‘Einstein’s Last Message’
In 1946 Einstein said we must change how we think or we won’t survive – he was worried by the prospect of nuclear war. That danger still remains, and we have added more – species loss and global warming. Why do we adopt and maintain destructive paths? In a detailed investigation, cognitive psychologist Dr. Rod O’Connor explains why. Using the metaphor of nested Russian dolls (matryoshka), he shows we decide via four thinking worlds. Together, these give us brilliance, emotional stability, and sometimes very poor decision making. Fortunately we can save ourselves and decide well. Dr O’Connor explains what is needed to make our big decisions good ones.
“Magnificent! … an incisive pointer to what Homo Sapiens must do to save itself and its planet from itself” – Dr. Bob Brown, Former Leader Australian Greens
“Must read. 🏆 If you are concerned about your children’s survival, then this is the book you need to read” – Reedsy Discovery (review)
“Einstein’s Last Message is an eloquent, captivating composition that will expand and challenge the mind of readers… (it) pushes each of us to reach beyond our boundaries and achieve higher forms of ourselves” – Manhattan Book Review

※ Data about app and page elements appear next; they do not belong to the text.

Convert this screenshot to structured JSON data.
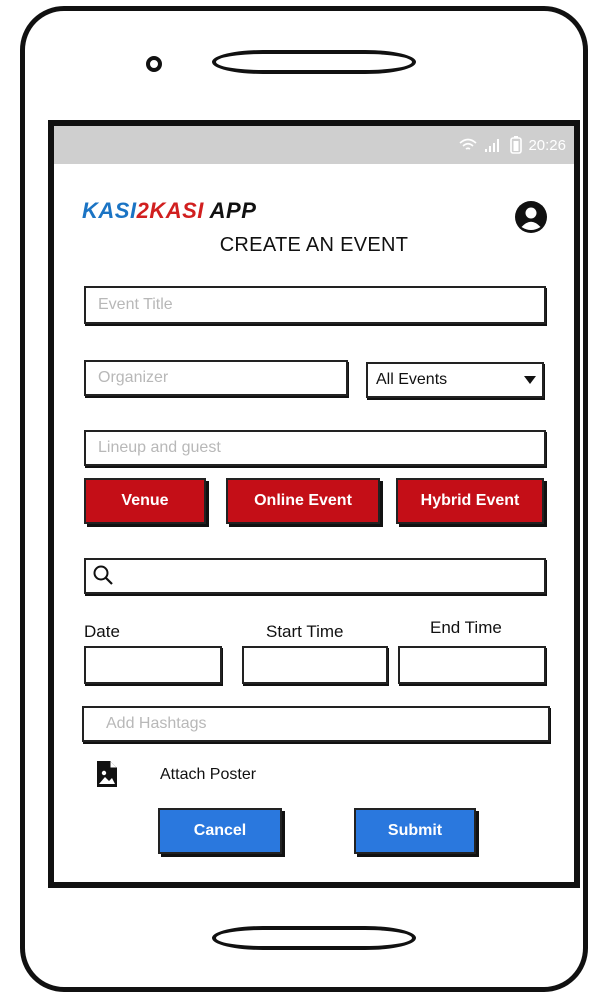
{
  "status_bar": {
    "time": "20:26"
  },
  "header": {
    "brand_part1": "KASI",
    "brand_part2": "2",
    "brand_part3": "KASI",
    "brand_part4": " APP",
    "title": "CREATE AN EVENT"
  },
  "form": {
    "event_title_placeholder": "Event Title",
    "organizer_placeholder": "Organizer",
    "category_selected": "All Events",
    "lineup_placeholder": "Lineup and guest",
    "location_buttons": [
      "Venue",
      "Online Event",
      "Hybrid Event"
    ],
    "search_placeholder": "",
    "date_label": "Date",
    "start_time_label": "Start Time",
    "end_time_label": "End Time",
    "hashtags_placeholder": "Add Hashtags",
    "attach_label": "Attach Poster"
  },
  "actions": {
    "cancel": "Cancel",
    "submit": "Submit"
  },
  "colors": {
    "brand_blue": "#1b74c4",
    "brand_red": "#d11f1f",
    "button_red": "#c40e17",
    "button_blue": "#2a78de",
    "status_bar": "#cfcfcf"
  },
  "icons": [
    "wifi-icon",
    "signal-icon",
    "battery-icon",
    "user-icon",
    "search-icon",
    "image-file-icon",
    "dropdown-arrow-icon"
  ]
}
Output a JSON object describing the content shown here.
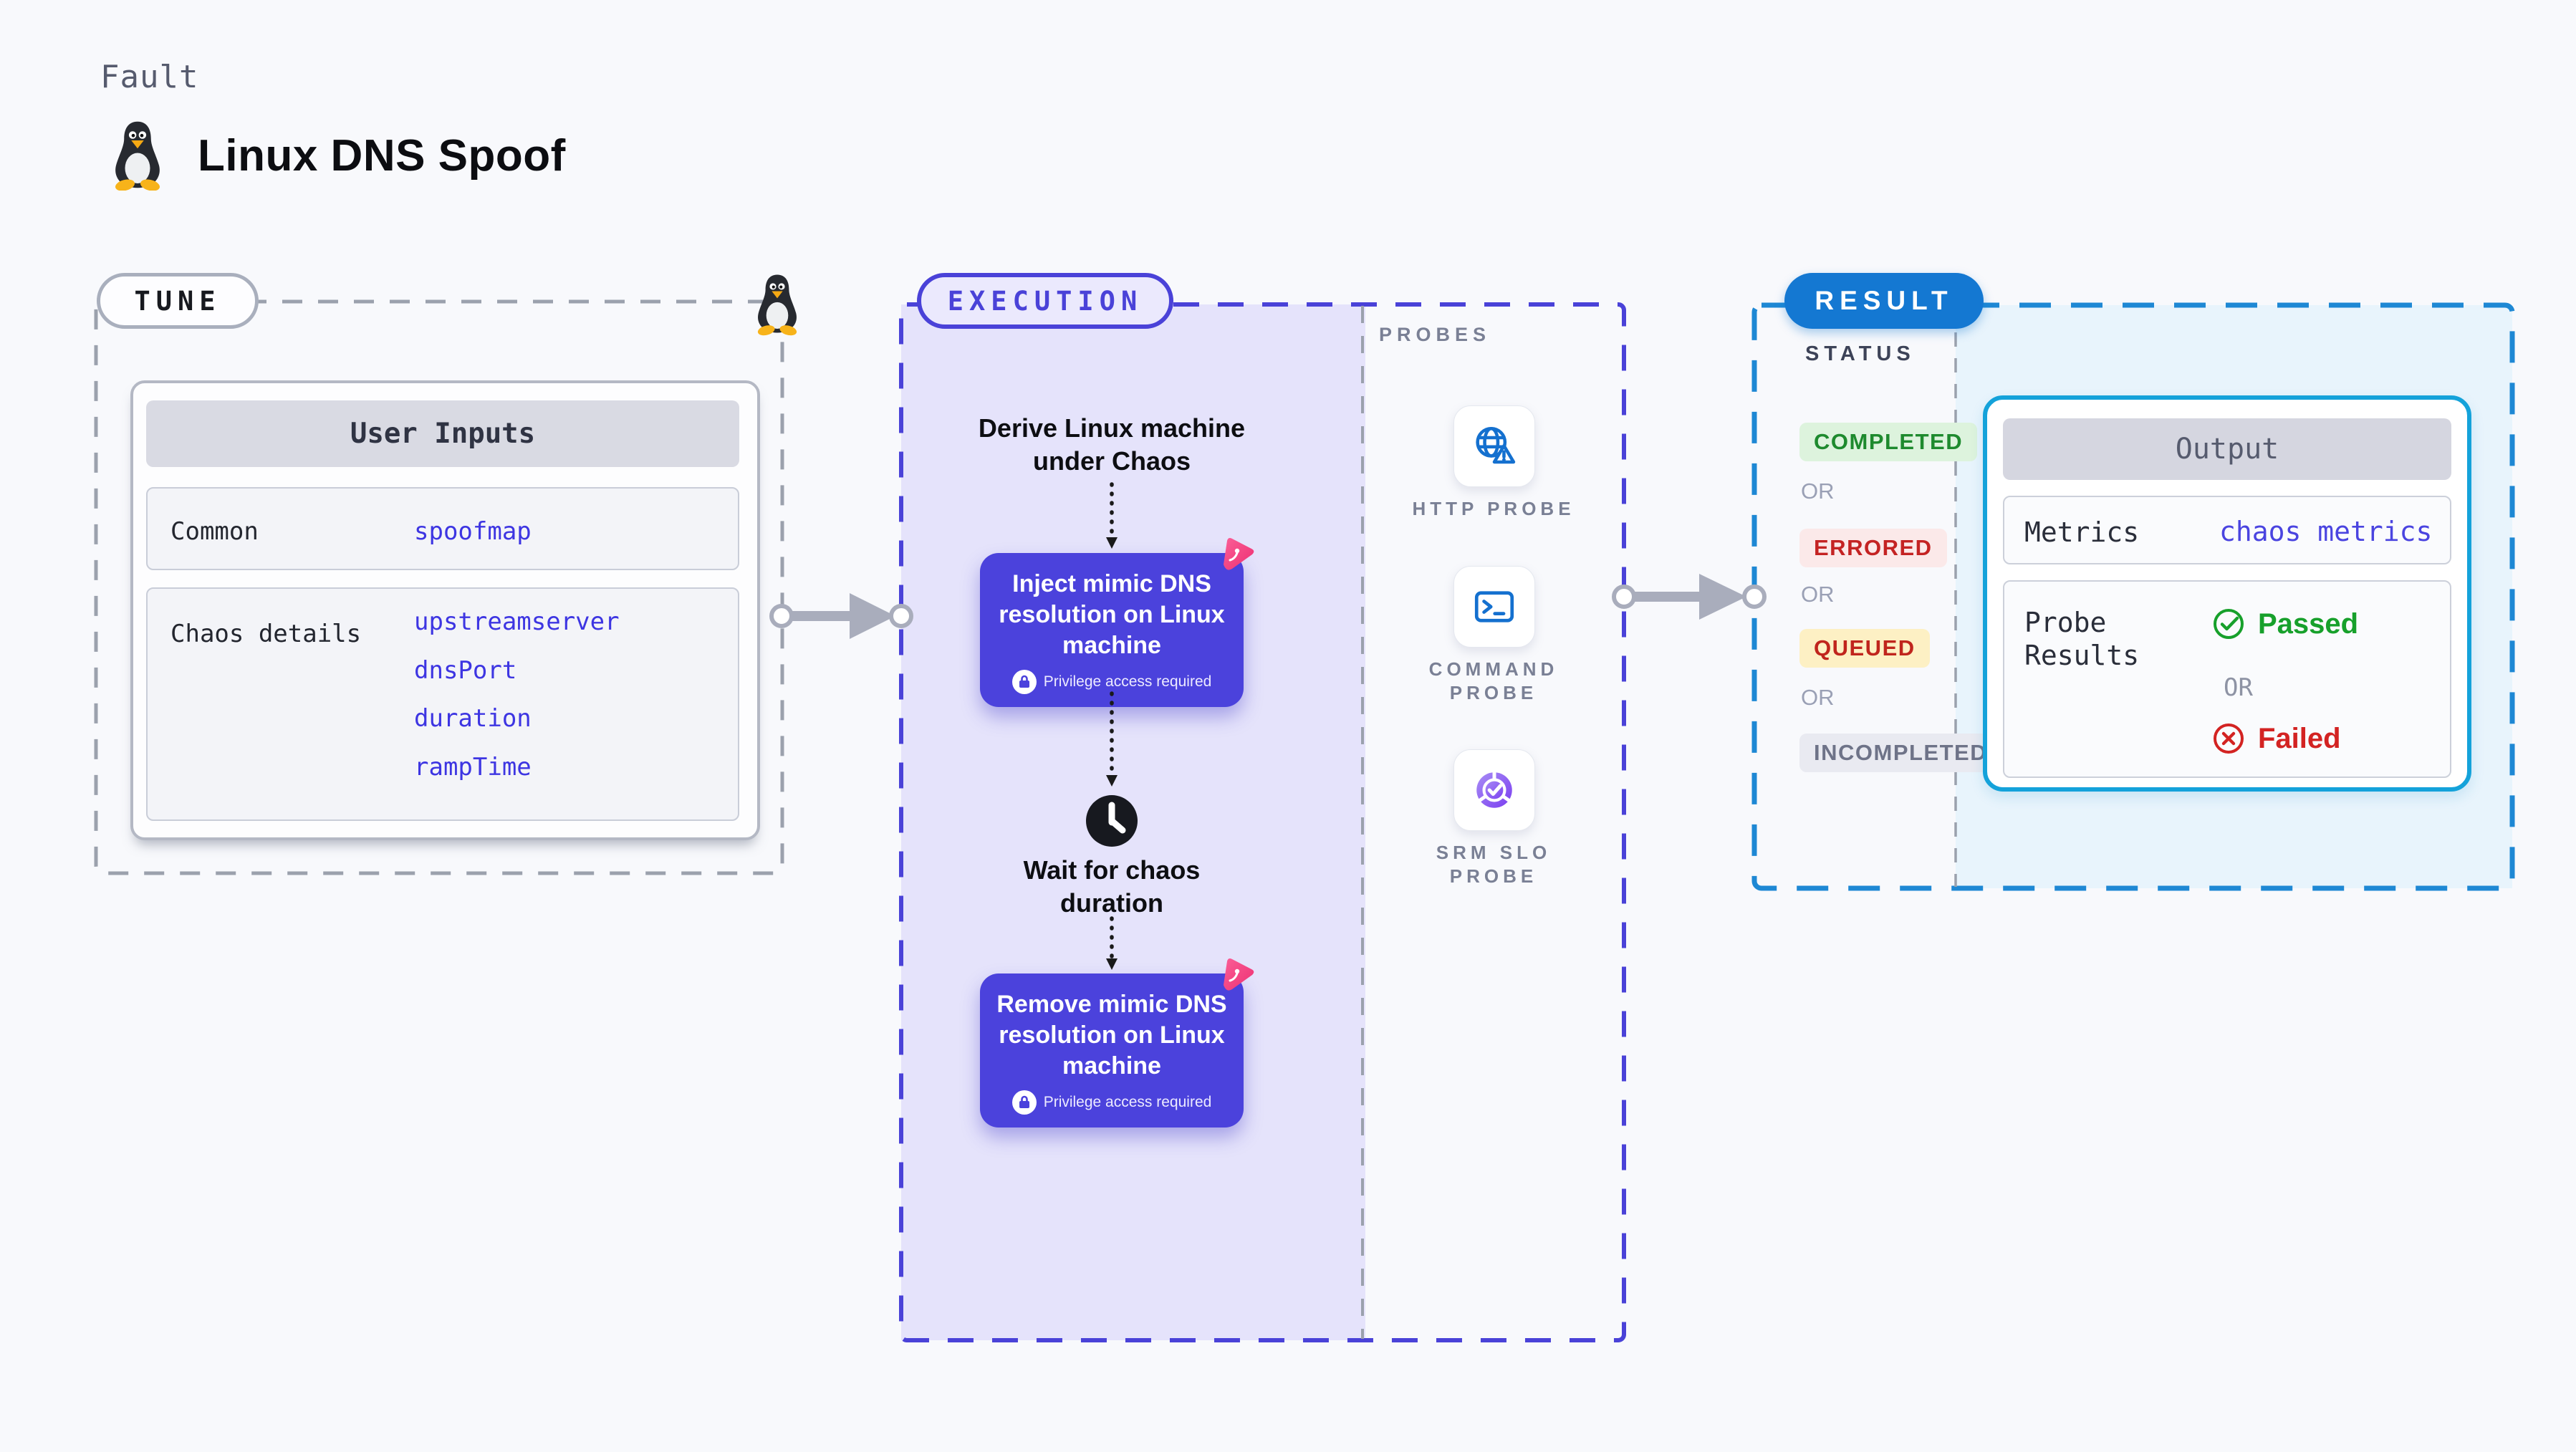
{
  "header": {
    "kicker": "Fault",
    "title": "Linux DNS Spoof"
  },
  "tune": {
    "label": "TUNE",
    "table": {
      "header": "User Inputs",
      "rows": [
        {
          "label": "Common",
          "values": [
            "spoofmap"
          ]
        },
        {
          "label": "Chaos details",
          "values": [
            "upstreamserver",
            "dnsPort",
            "duration",
            "rampTime"
          ]
        }
      ]
    }
  },
  "execution": {
    "label": "EXECUTION",
    "derive_line1": "Derive Linux machine",
    "derive_line2": "under Chaos",
    "inject": {
      "title": "Inject mimic DNS resolution on Linux machine",
      "badge": "Privilege access required"
    },
    "wait_line1": "Wait for chaos",
    "wait_line2": "duration",
    "remove": {
      "title": "Remove mimic DNS resolution on Linux machine",
      "badge": "Privilege access required"
    }
  },
  "probes": {
    "label": "PROBES",
    "items": [
      {
        "name": "HTTP PROBE",
        "icon": "globe-warning-icon"
      },
      {
        "name": "COMMAND PROBE",
        "icon": "terminal-icon"
      },
      {
        "name": "SRM SLO PROBE",
        "icon": "slo-donut-check-icon"
      }
    ]
  },
  "result": {
    "label": "RESULT",
    "status_label": "STATUS",
    "or": "OR",
    "statuses": [
      "COMPLETED",
      "ERRORED",
      "QUEUED",
      "INCOMPLETED"
    ],
    "output": {
      "header": "Output",
      "metrics_label": "Metrics",
      "metrics_value": "chaos metrics",
      "probe_label": "Probe Results",
      "passed": "Passed",
      "or": "OR",
      "failed": "Failed"
    }
  },
  "colors": {
    "indigo": "#4a42d8",
    "node_indigo": "#4b42dc",
    "lavender_bg": "#e5e3fb",
    "result_blue": "#1478d2",
    "result_dash_blue": "#1e88d4",
    "output_cyan": "#14a2da",
    "output_panel_blue": "#e8f4fc",
    "probe_icon_blue": "#1470cf",
    "value_blue": "#3d35e2",
    "green": "#1e8a2e",
    "red": "#c42323",
    "amber_bg": "#fdf0c4",
    "gray_dash": "#9ba1ad",
    "arrow_gray": "#a9adbc",
    "litmus_pink": "#f43f7f"
  }
}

“Any reader concerned for the future of humankind will find wise nuggets of information to take and implement” – BookLife
“A work of great wisdom.. I would highly recommend Einstein’s Last Message” – Readers’ Favorite
Rod O’Connor PhD is a healthcare researcher and cognitive psychologist. He has advised on behalf of the World Bank, the World Health Organization, the Asian Development Bank, the UK Economic & Social Research Council, the U.K. National Coordinating Center for Research Capacity Development, and agencies in Australia, Malaysia, P.R.China, the Philippines, Colombia, and the U.K. See Rod O’Connor for more information on the author.
The book is available as a paperback (ISBN-13 : 978-0648815211) or e-book (ISBN-13 : 978-0-6488152-0-4).
of life in health’
The healthcare industry sees patient-based measures as essential for assessing disease outcomes and ensuring effective healthcare. This book provides a guide for researchers and clinicians wishing to select, assess, and develop such measures. Rod O’Connor has a PhD in experimental cognitive psychology and extensive experience in the development and use of these tools.
The book has been cited by more than a hundred and twenty research papers.
Measuring Quality of Life in Health was published in 2004 by Elsevier/ Churchill Livingstone U.K. and is available as a paperback via Amazon and other suppliers in the USA, UK and Australia (ISBN-10: 0-443-07319-8)